Gold often attracts conspiracy theories when it falls so abruptly, especially on Mondays. Interestingly, in a recent article on Zero Hedge, ABC Bullion out of Sydney, Australia, detailed some of the speculation behind the precious metal's beat-down.
Price manipulation, or a "bear raid," could be a factor. Two weeks ago, gold prices experienced a mini "flash crash" - the first one in 18 months - after five tonnes of the metal appeared on the Shanghai market. Whether front-running or fat fingers are to blame, the sell order for what many are calling a bear raid was initially thought to have originated in China, but we now believe it came from New York City.
Did investors anticipate China's negative flash purchasing managers' index (PMI) last week? China is the largest consumer of gold, and the PMI is a useful leading indicator of commodities demand as well as job growth.
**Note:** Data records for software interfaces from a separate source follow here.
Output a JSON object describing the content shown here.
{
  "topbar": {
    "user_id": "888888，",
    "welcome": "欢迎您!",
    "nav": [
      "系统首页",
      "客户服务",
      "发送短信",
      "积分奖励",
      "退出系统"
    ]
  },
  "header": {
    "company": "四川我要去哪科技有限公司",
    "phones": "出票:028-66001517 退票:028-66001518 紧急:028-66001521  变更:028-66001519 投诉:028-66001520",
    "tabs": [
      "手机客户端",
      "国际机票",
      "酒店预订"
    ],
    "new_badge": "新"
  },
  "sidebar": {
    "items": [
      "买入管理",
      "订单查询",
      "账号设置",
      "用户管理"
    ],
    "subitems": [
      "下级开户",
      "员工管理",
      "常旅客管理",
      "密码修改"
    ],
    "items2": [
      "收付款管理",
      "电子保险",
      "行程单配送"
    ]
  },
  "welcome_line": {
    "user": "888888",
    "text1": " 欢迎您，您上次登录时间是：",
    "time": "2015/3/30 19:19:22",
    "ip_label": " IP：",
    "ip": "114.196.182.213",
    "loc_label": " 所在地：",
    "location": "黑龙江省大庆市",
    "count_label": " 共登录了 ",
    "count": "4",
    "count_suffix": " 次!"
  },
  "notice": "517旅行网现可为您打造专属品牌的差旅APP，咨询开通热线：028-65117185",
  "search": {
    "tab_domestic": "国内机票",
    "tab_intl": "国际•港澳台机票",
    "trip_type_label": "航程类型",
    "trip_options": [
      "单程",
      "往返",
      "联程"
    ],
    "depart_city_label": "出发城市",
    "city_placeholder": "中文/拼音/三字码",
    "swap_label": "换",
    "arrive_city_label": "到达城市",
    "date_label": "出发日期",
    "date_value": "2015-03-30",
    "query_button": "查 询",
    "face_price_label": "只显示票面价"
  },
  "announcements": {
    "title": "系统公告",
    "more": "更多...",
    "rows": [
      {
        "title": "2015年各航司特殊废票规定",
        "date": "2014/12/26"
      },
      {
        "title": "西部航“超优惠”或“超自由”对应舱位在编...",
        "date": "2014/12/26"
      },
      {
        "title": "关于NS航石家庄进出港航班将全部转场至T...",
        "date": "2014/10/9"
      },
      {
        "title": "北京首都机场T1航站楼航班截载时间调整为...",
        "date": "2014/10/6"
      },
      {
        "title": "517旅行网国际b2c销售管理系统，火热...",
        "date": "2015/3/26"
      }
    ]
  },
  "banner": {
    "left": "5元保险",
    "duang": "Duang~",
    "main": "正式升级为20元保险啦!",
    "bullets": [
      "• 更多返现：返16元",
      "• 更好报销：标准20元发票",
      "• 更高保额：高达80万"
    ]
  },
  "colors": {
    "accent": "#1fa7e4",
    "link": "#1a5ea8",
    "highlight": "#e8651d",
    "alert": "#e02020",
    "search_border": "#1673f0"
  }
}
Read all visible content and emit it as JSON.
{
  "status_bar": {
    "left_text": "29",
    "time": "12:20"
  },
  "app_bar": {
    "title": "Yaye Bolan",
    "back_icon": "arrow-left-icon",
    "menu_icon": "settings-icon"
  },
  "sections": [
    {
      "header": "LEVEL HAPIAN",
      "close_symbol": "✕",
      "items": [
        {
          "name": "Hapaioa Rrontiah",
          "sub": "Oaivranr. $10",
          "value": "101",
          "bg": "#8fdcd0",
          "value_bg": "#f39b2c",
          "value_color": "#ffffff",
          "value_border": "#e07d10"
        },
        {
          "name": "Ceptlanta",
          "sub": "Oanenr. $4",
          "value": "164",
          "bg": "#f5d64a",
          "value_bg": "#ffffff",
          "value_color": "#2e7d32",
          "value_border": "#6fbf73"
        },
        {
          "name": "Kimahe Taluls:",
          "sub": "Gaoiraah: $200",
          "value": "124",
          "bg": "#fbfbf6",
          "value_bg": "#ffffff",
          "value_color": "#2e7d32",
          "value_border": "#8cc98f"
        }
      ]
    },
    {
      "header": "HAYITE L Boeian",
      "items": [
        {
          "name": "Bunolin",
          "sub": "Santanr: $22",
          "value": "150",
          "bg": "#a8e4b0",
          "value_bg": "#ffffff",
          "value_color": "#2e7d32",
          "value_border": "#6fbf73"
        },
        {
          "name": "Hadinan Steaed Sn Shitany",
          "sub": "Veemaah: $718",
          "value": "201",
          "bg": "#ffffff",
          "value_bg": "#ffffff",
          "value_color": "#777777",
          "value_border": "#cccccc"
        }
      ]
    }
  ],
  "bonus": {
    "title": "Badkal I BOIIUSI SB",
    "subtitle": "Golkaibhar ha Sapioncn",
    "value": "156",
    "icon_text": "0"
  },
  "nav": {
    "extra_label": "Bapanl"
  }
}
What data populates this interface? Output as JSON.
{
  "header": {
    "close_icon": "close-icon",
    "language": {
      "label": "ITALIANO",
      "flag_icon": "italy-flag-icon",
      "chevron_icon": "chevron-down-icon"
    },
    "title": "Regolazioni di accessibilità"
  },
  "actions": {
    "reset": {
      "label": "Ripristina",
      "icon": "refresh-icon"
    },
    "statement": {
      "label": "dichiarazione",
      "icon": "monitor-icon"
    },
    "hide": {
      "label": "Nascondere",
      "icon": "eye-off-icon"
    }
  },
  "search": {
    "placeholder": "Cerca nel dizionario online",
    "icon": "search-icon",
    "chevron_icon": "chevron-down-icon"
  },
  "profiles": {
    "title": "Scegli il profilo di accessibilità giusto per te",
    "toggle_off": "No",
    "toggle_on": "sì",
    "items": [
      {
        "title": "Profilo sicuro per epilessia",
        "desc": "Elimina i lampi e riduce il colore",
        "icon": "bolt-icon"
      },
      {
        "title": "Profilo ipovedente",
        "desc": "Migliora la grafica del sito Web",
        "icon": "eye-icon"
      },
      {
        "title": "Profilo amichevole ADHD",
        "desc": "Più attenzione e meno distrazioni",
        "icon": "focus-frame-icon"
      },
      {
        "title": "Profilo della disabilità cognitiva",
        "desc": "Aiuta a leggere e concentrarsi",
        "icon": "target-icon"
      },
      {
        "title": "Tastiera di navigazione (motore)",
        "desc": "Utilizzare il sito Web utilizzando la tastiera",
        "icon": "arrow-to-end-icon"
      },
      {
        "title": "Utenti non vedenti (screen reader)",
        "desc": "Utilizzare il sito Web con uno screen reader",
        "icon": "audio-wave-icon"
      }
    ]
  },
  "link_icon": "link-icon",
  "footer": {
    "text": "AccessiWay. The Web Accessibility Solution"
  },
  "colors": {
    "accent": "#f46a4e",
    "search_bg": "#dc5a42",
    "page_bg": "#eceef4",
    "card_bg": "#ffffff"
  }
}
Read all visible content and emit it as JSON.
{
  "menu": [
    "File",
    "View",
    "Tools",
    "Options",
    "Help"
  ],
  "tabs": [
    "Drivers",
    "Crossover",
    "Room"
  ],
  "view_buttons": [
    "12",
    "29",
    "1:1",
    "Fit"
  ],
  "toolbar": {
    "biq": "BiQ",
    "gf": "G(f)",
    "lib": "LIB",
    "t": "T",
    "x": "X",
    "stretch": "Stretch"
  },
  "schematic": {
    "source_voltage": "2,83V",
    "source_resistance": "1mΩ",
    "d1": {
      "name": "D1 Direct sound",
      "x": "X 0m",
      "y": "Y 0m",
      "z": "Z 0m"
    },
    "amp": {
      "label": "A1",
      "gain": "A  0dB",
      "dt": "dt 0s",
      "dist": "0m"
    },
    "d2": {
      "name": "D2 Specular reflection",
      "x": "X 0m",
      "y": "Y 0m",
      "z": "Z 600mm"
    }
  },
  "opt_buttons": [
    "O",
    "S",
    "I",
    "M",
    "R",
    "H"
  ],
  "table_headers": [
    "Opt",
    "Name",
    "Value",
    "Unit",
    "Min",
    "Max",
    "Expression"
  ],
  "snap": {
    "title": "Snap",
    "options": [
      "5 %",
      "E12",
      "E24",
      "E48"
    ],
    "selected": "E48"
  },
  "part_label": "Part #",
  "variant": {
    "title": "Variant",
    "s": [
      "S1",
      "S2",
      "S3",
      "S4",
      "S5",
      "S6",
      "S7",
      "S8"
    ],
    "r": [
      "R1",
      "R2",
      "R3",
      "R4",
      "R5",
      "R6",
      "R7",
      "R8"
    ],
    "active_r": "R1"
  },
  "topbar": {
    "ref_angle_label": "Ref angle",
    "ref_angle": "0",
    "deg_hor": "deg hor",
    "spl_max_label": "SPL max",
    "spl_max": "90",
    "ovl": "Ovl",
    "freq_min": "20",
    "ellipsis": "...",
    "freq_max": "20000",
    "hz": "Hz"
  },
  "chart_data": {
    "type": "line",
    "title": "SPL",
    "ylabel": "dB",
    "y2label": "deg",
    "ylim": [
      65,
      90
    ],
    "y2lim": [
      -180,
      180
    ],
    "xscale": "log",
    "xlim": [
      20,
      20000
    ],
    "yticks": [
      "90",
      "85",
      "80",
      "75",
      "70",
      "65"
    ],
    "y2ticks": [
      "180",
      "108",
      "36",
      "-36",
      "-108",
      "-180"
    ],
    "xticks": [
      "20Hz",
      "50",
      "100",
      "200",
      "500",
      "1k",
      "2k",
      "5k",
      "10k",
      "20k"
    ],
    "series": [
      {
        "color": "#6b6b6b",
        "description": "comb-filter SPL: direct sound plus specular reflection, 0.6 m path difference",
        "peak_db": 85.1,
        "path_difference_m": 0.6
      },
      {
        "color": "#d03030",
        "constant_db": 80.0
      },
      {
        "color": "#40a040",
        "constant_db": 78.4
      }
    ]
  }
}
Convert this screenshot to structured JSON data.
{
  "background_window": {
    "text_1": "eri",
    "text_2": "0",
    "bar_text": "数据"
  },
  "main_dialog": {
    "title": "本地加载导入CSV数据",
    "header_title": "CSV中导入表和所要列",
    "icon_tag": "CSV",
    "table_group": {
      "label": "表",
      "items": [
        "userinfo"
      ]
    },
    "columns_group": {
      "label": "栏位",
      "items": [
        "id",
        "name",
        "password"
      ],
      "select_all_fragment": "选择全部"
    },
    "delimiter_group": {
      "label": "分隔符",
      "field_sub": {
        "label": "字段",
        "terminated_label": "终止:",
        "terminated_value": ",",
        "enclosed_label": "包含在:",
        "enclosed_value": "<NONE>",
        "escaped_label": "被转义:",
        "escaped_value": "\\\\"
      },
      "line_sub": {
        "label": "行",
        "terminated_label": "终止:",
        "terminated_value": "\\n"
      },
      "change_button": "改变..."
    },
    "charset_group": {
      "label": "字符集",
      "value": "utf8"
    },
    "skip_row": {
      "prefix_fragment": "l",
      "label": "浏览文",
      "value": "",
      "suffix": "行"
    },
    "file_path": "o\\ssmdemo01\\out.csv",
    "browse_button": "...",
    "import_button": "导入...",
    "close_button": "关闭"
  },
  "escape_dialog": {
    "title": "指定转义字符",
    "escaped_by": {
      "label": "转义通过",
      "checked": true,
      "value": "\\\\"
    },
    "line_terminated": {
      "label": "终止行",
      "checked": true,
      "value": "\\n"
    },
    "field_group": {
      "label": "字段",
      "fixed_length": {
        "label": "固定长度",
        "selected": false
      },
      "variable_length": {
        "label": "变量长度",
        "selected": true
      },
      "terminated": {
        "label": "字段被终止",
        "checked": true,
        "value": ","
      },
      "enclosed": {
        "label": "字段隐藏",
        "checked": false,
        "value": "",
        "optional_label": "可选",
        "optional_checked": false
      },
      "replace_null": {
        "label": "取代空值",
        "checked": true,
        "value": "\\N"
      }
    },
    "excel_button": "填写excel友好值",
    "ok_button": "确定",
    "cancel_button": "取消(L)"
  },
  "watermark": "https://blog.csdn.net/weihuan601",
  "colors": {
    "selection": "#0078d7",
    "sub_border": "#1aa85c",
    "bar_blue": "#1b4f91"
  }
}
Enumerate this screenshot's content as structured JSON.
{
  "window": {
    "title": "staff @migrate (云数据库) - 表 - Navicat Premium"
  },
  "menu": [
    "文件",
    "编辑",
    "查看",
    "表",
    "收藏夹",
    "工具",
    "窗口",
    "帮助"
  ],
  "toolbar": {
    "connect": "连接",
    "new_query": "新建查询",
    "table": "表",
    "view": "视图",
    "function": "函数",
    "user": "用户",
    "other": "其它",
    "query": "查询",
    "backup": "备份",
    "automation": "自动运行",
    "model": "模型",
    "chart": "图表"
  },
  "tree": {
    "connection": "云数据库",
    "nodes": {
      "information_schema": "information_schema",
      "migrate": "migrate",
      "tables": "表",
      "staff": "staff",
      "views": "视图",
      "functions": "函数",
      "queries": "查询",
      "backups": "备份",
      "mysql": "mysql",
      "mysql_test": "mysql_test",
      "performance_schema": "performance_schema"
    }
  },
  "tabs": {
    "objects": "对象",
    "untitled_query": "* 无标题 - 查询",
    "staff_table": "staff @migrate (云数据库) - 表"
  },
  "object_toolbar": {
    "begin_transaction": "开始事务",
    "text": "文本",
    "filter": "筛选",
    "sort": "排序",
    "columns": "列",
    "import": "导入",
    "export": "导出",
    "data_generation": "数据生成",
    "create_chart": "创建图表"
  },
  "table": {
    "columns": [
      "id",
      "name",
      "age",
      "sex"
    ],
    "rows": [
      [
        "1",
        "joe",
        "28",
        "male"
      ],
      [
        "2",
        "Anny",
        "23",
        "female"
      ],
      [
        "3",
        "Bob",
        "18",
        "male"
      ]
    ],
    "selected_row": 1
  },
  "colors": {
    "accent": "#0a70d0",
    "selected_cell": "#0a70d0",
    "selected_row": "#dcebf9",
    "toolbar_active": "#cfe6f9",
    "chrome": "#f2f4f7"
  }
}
What about the Greek crisis? This type of debt fear crisis often has the effect of boosting the price of gold, but we didn't see that happen. Did European central banks sell gold down to dampen the psychological impact of the event? Understating the seriousness of the debt crisis may have prevented investors from seeking gold as protection.
Conspiracy theories or not, I believe none of this tarnishes gold's sustainable allure. It's important to look at the two key demand drivers for gold: the Fear Trade and the Love Trade.
The Fear Trade is related to money supply and negative real interest rates. The Love Trade comes from the purchase of gold due to cultural affinity and the rising gross domestic product (GDP) per capita in Asia and the Middle East.
I've always advocated, and continue to advocate, a 10% weighting: 5% in gold stocks and 5% in bullion, then rebalance every year.